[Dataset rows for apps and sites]
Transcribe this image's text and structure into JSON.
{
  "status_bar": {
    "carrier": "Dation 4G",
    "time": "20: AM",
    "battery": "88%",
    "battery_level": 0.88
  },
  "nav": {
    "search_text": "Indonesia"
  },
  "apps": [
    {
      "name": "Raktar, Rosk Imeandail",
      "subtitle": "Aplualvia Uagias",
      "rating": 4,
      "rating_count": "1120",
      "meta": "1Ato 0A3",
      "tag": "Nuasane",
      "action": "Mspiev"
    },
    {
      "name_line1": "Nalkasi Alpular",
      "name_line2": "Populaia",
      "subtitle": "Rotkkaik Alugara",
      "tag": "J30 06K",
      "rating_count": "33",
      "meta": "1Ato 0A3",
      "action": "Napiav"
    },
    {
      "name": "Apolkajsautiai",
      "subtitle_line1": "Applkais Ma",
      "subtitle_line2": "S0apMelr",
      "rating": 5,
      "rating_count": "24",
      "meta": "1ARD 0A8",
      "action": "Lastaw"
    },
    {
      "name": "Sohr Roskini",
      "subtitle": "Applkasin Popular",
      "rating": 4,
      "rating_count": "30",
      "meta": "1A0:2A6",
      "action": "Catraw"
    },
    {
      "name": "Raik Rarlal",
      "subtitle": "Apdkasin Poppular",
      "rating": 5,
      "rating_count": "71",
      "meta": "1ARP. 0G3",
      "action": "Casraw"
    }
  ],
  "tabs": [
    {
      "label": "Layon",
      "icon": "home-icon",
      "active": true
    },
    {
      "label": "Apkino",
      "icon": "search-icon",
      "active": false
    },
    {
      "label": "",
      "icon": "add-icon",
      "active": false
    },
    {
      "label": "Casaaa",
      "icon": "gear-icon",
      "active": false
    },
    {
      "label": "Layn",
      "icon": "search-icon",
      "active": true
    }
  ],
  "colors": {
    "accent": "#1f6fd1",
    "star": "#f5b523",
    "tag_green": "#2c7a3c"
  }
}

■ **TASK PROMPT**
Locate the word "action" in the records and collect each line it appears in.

■ **REPLY TO THE EXERCISE**
      "action": "Mspiev"
      "action": "Napiav"
      "action": "Lastaw"
      "action": "Catraw"
      "action": "Casraw"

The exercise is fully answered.